Goering he was born in Bavaria. His father was a member of the colonial service in Africa. Goering found fame in World War One as a fighter ace. He won numerous awards for bravery and was the last commander of the legendary Richthofen Fighter Squadron. By the end of the war, he could claim to have some degree of fame in Germany.
He spent time in Sweden – from 1924 to 1928 – before returning to Germany and being elected to the Reichstag in 1928. In 1932, Goering was appointed Speaker of the Reichstag. Outside of Hitler, he was certainly the most well known Nazi in Germany.
When Hitler was appointed chancellor and after the establishment of thedictatorship in Germany, Goering acquired many positions. He was appointed Prime Minister and Interior Minister for Prussia and he was given control of the Luftwaffe – Germany’s growing air force. Much impetus was given to the Luftwaffe to developed itself and to use modern fighter and bomber planes. When the war started, Germany was well equipped in the air to carry out Blitzkrieg with devastating effect against Poland.
The devastating impact of planes used during the attack on Poland in September 1939 strengthened his position within the Nazi Party. This continued when Blitzkrieg was launched on western Europe. However, his power started to wane after the failure of the Luftwaffe to destroy Fighter Command during the Battle of Britain. Goering had also publically stated that no enemy bombs would land on Berlin “or my name is not Hermann Goering”. When this did happen, it dented his standing in the Nazi Party.
From 1940 on he fought to keep his power from others. Rather than fight for the same common goal, Goering and his rivals were constantly thinking of ways to extend their power at the expense of others. To what extent this damaged Germany’s ability to fight the war is difficult to assess – but Albert Speer in “Inside the Third Reich” believed it did not do their cause any good.
Goering’s behaviour became increasingly bizarre as the war progressed. He was addicted to drugs such as morphine. He became increasingly lazy and fat. His lifestyle became very ostentatious which angered many Nazis who were at least aware that the average German was suffering hardships during the Allied bombing campaign.

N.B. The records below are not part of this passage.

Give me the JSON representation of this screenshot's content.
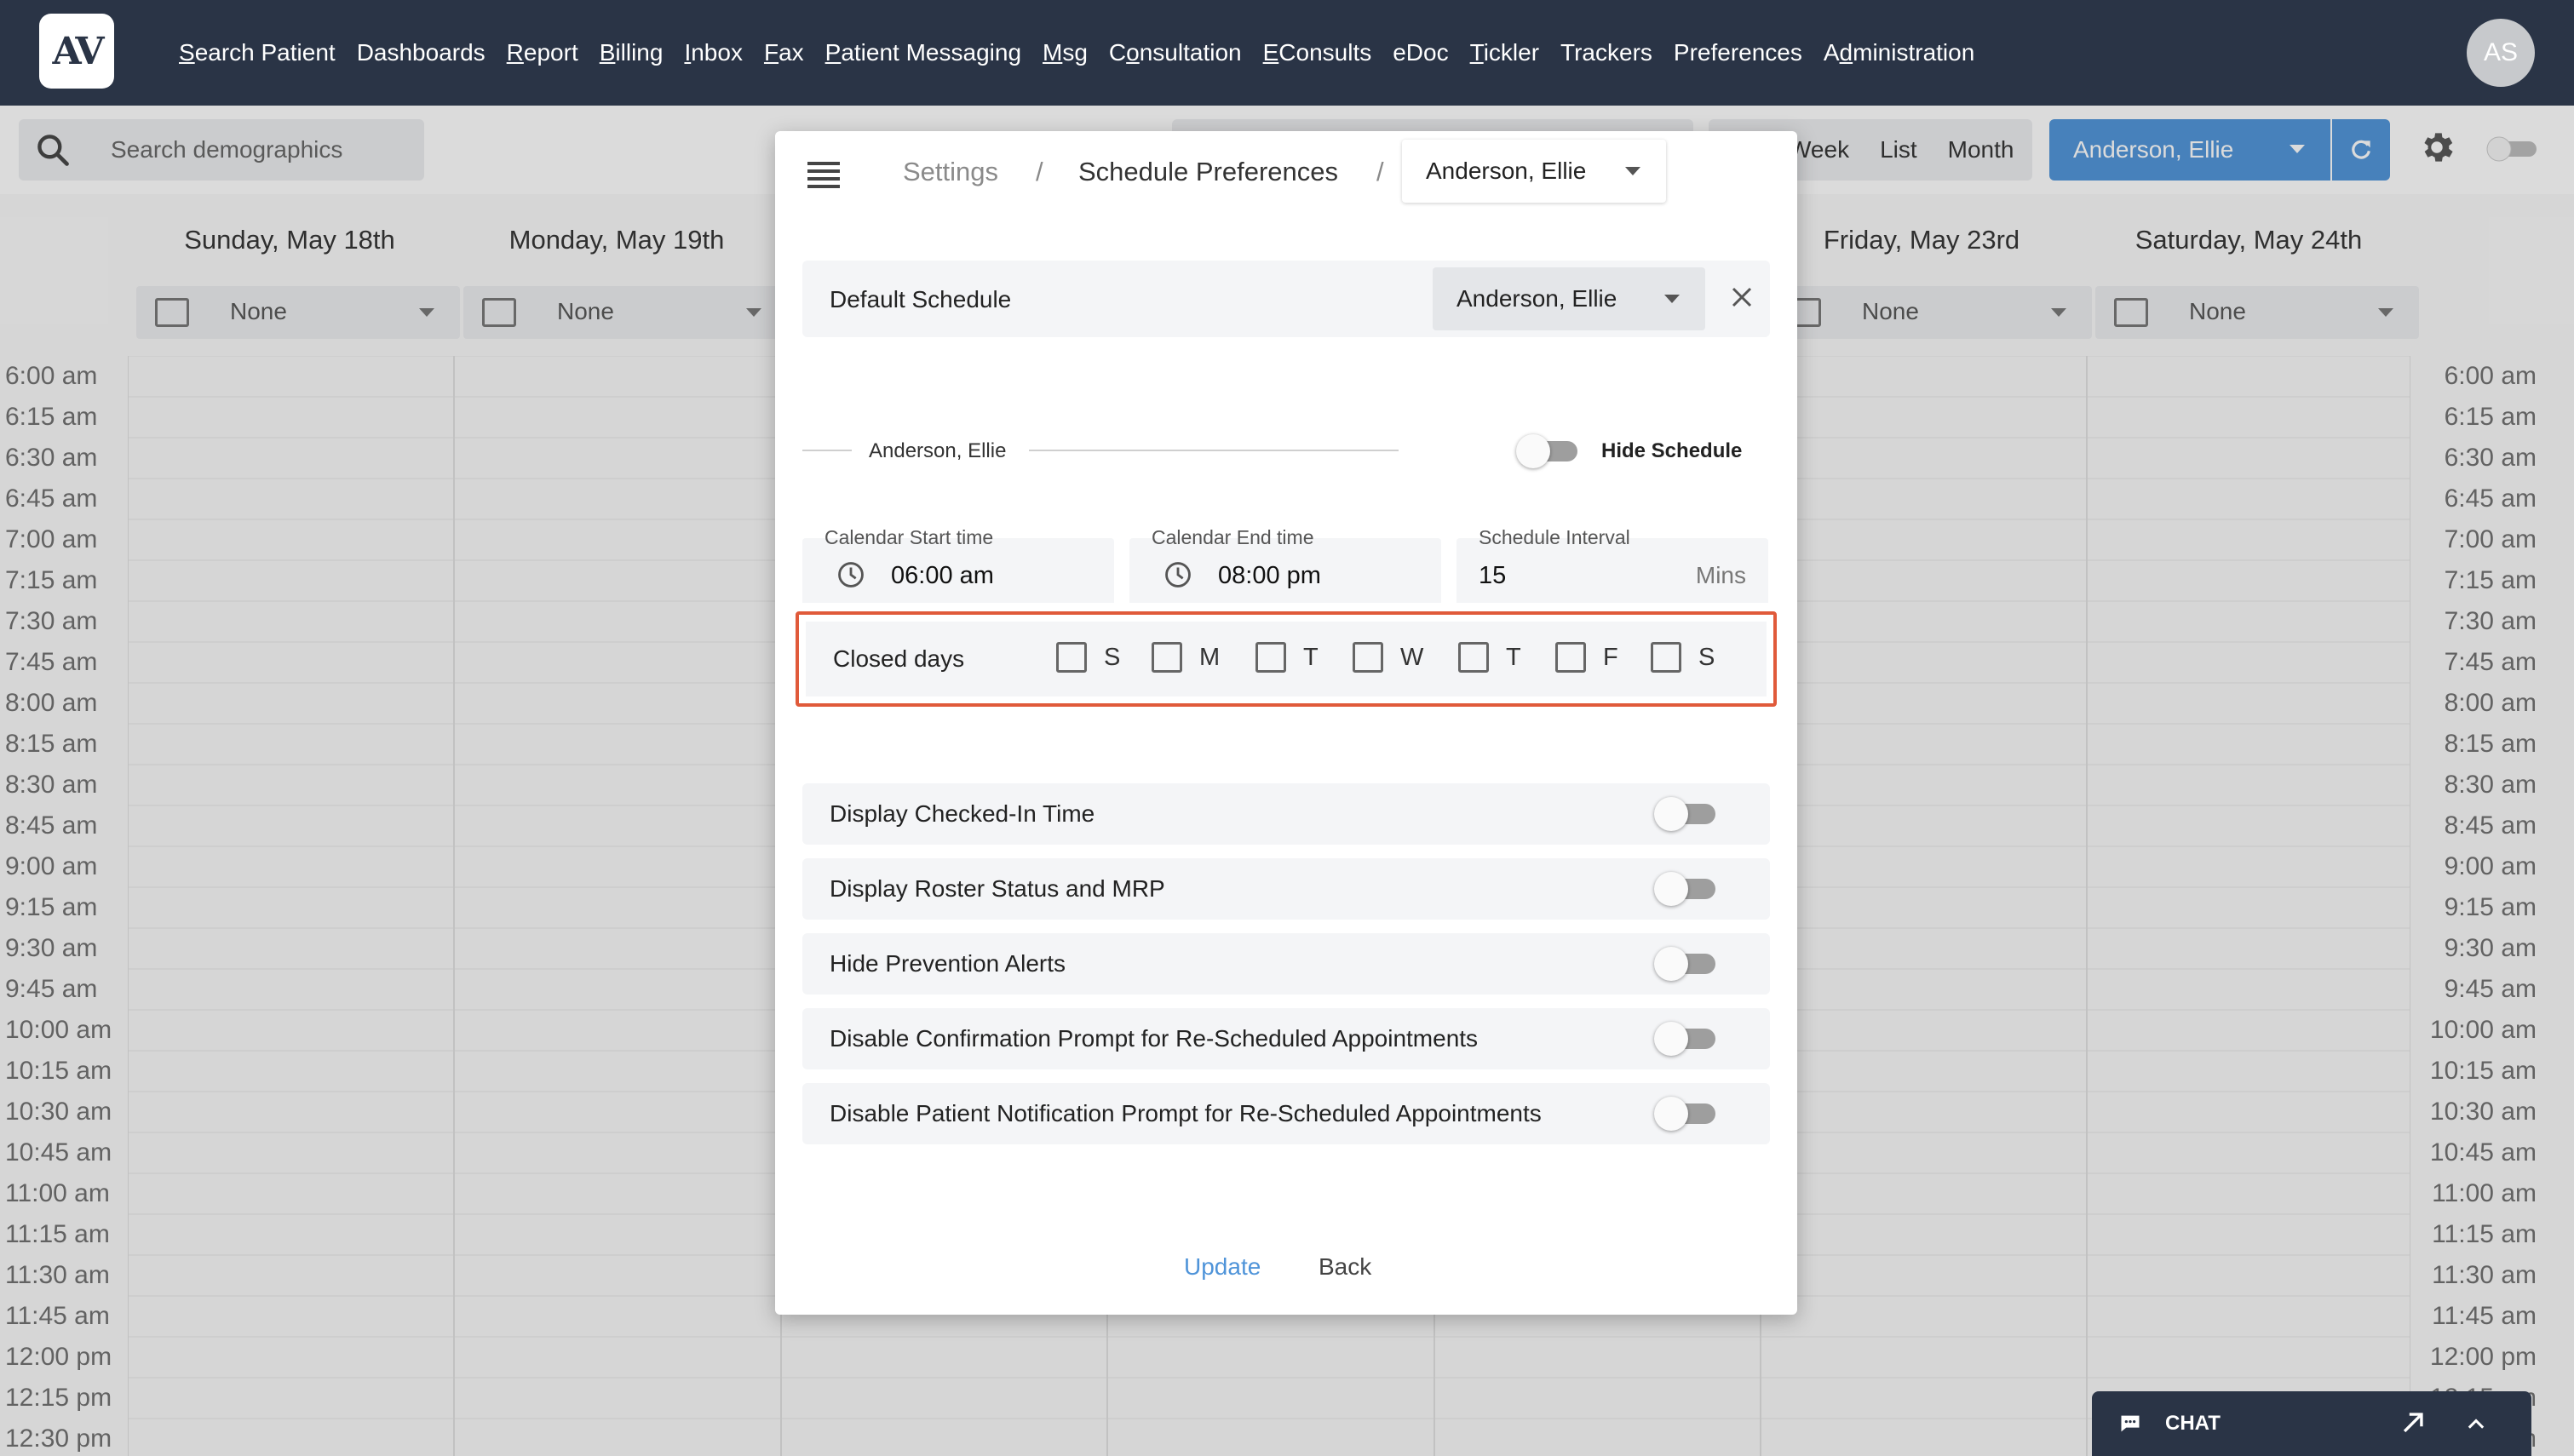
{
  "app": {
    "logo_text": "AV",
    "user_initials": "AS"
  },
  "nav": [
    {
      "first": "S",
      "rest": "earch Patient"
    },
    {
      "first": "",
      "rest": "Dashboards"
    },
    {
      "first": "R",
      "rest": "eport"
    },
    {
      "first": "B",
      "rest": "illing"
    },
    {
      "first": "I",
      "rest": "nbox"
    },
    {
      "first": "F",
      "rest": "ax"
    },
    {
      "first": "P",
      "rest": "atient Messaging"
    },
    {
      "first": "M",
      "rest": "sg"
    },
    {
      "pre": "C",
      "first": "o",
      "rest": "nsultation"
    },
    {
      "first": "E",
      "rest": "Consults"
    },
    {
      "first": "",
      "rest": "eDoc"
    },
    {
      "first": "T",
      "rest": "ickler"
    },
    {
      "first": "",
      "rest": "Trackers"
    },
    {
      "first": "",
      "rest": "Preferences"
    },
    {
      "pre": "A",
      "first": "d",
      "rest": "ministration"
    }
  ],
  "toolbar": {
    "search_placeholder": "Search demographics",
    "views": [
      "Week",
      "List",
      "Month"
    ],
    "provider": "Anderson, Ellie"
  },
  "days": [
    {
      "label": "Sunday, May 18th",
      "select": "None"
    },
    {
      "label": "Monday, May 19th",
      "select": "None"
    },
    {
      "label": "Friday, May 23rd",
      "select": "None"
    },
    {
      "label": "Saturday, May 24th",
      "select": "None"
    }
  ],
  "times": [
    "6:00 am",
    "6:15 am",
    "6:30 am",
    "6:45 am",
    "7:00 am",
    "7:15 am",
    "7:30 am",
    "7:45 am",
    "8:00 am",
    "8:15 am",
    "8:30 am",
    "8:45 am",
    "9:00 am",
    "9:15 am",
    "9:30 am",
    "9:45 am",
    "10:00 am",
    "10:15 am",
    "10:30 am",
    "10:45 am",
    "11:00 am",
    "11:15 am",
    "11:30 am",
    "11:45 am",
    "12:00 pm",
    "12:15 pm",
    "12:30 pm"
  ],
  "modal": {
    "breadcrumb": {
      "settings": "Settings",
      "sep": "/",
      "page": "Schedule Preferences",
      "provider": "Anderson, Ellie"
    },
    "default_schedule": {
      "label": "Default Schedule",
      "value": "Anderson, Ellie"
    },
    "section": {
      "provider": "Anderson, Ellie",
      "hide_label": "Hide Schedule"
    },
    "fields": {
      "start": {
        "label": "Calendar Start time",
        "value": "06:00 am"
      },
      "end": {
        "label": "Calendar End time",
        "value": "08:00 pm"
      },
      "interval": {
        "label": "Schedule Interval",
        "value": "15",
        "unit": "Mins"
      }
    },
    "closed_days": {
      "label": "Closed days",
      "days": [
        "S",
        "M",
        "T",
        "W",
        "T",
        "F",
        "S"
      ]
    },
    "settings": [
      "Display Checked-In Time",
      "Display Roster Status and MRP",
      "Hide Prevention Alerts",
      "Disable Confirmation Prompt for Re-Scheduled Appointments",
      "Disable Patient Notification Prompt for Re-Scheduled Appointments"
    ],
    "buttons": {
      "update": "Update",
      "back": "Back"
    }
  },
  "chat": {
    "label": "CHAT"
  },
  "colors": {
    "nav_bg": "#2a3446",
    "accent": "#4f94d9",
    "highlight": "#e05a3a"
  }
}
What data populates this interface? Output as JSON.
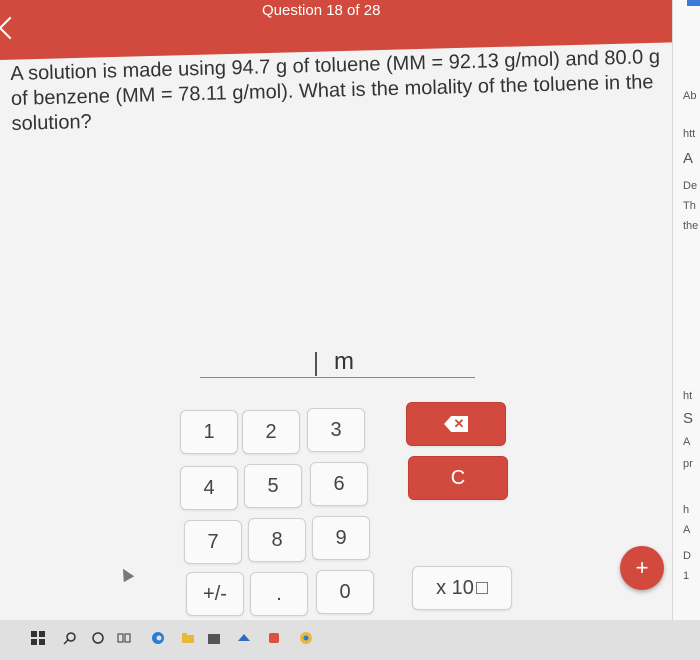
{
  "header": {
    "title": "Question 18 of 28"
  },
  "question": {
    "text": "A solution is made using 94.7 g of toluene (MM = 92.13 g/mol) and 80.0 g of benzene (MM = 78.11 g/mol). What is the molality of the toluene in the solution?"
  },
  "answer": {
    "unit": "m"
  },
  "keypad": {
    "digits": [
      "1",
      "2",
      "3",
      "4",
      "5",
      "6",
      "7",
      "8",
      "9",
      "0"
    ],
    "plusminus": "+/-",
    "decimal": ".",
    "clear": "C",
    "x10": "x 10"
  },
  "fab": {
    "label": "+"
  },
  "side": {
    "items": [
      "Ab",
      "htt",
      "A",
      "De",
      "Th",
      "the",
      "ht",
      "S",
      "A",
      "pr",
      "h",
      "A",
      "D",
      "1"
    ]
  },
  "colors": {
    "accent": "#d24a3e"
  }
}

Goering was due to be executed on October 15th 1946. Just hours before his execution, he committed suicide by taking cyanide thereby cheating the hangman.